━━ DATA RECORDS ━━

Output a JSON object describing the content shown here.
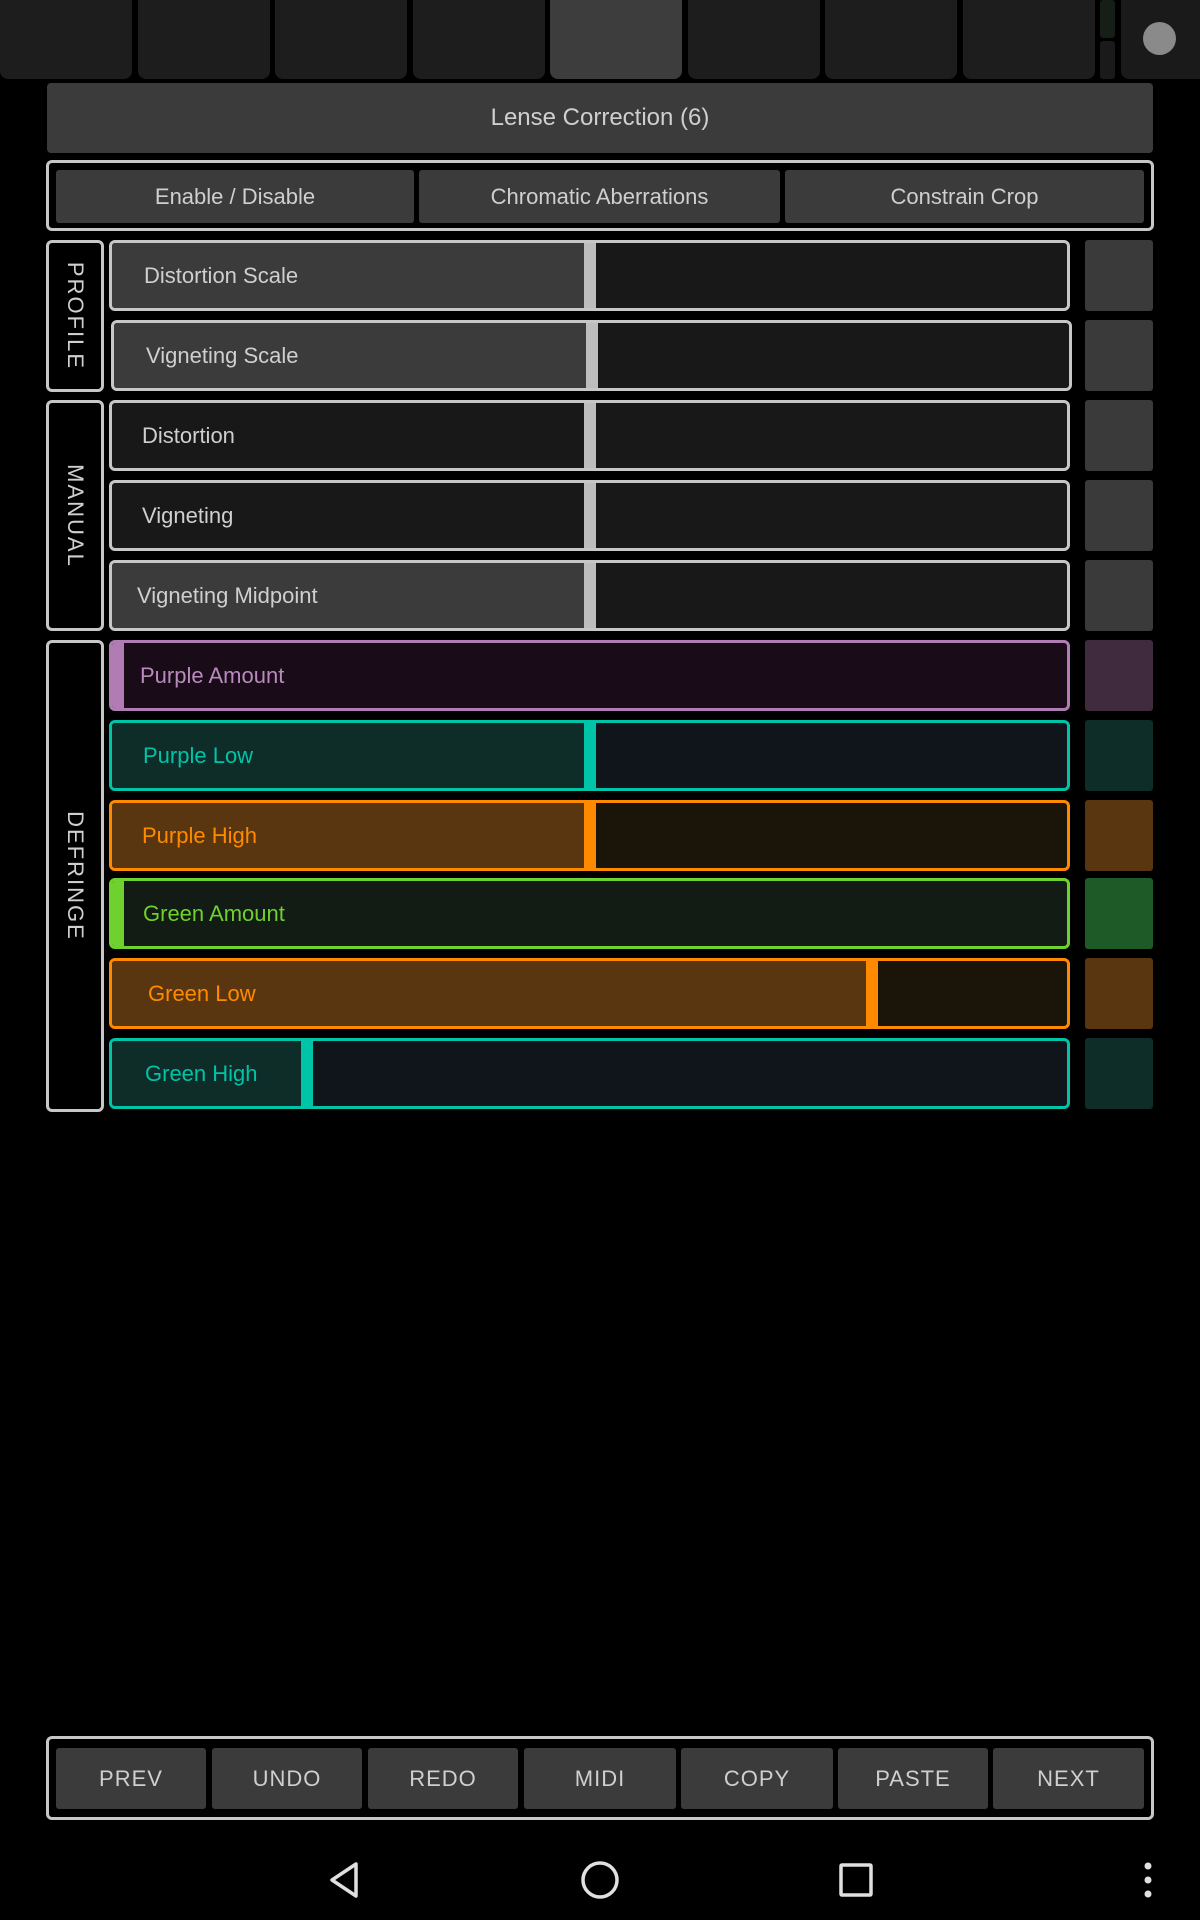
{
  "top_tabs": {
    "count": 8,
    "active_index": 4
  },
  "title": "Lense Correction (6)",
  "mode_buttons": [
    "Enable / Disable",
    "Chromatic Aberrations",
    "Constrain Crop"
  ],
  "groups": [
    {
      "label": "PROFILE"
    },
    {
      "label": "MANUAL"
    },
    {
      "label": "DEFRINGE"
    }
  ],
  "sliders": [
    {
      "label": "Distortion Scale",
      "value": 0.5,
      "theme": "gray",
      "filled": true,
      "swatch": "#3a3a3a"
    },
    {
      "label": "Vigneting Scale",
      "value": 0.5,
      "theme": "gray",
      "filled": true,
      "swatch": "#3a3a3a"
    },
    {
      "label": "Distortion",
      "value": 0.5,
      "theme": "gray",
      "filled": false,
      "swatch": "#3a3a3a"
    },
    {
      "label": "Vigneting",
      "value": 0.5,
      "theme": "gray",
      "filled": false,
      "swatch": "#3a3a3a"
    },
    {
      "label": "Vigneting Midpoint",
      "value": 0.5,
      "theme": "gray",
      "filled": true,
      "swatch": "#3a3a3a"
    },
    {
      "label": "Purple Amount",
      "value": 0.0,
      "theme": "purple",
      "filled": false,
      "swatch": "#3f2a3e"
    },
    {
      "label": "Purple Low",
      "value": 0.5,
      "theme": "teal",
      "filled": true,
      "swatch": "#0e2c28"
    },
    {
      "label": "Purple High",
      "value": 0.5,
      "theme": "orange",
      "filled": true,
      "swatch": "#5a3610"
    },
    {
      "label": "Green Amount",
      "value": 0.0,
      "theme": "green",
      "filled": false,
      "swatch": "#1d5a27"
    },
    {
      "label": "Green Low",
      "value": 0.8,
      "theme": "orange",
      "filled": true,
      "swatch": "#5a3610"
    },
    {
      "label": "Green High",
      "value": 0.2,
      "theme": "teal",
      "filled": true,
      "swatch": "#0e2c28"
    }
  ],
  "footer_buttons": [
    "PREV",
    "UNDO",
    "REDO",
    "MIDI",
    "COPY",
    "PASTE",
    "NEXT"
  ],
  "system_nav": [
    "back-icon",
    "home-icon",
    "recents-icon",
    "more-icon"
  ]
}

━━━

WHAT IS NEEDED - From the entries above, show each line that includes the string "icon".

THE ANSWER -
    "back-icon",
    "home-icon",
    "recents-icon",
    "more-icon"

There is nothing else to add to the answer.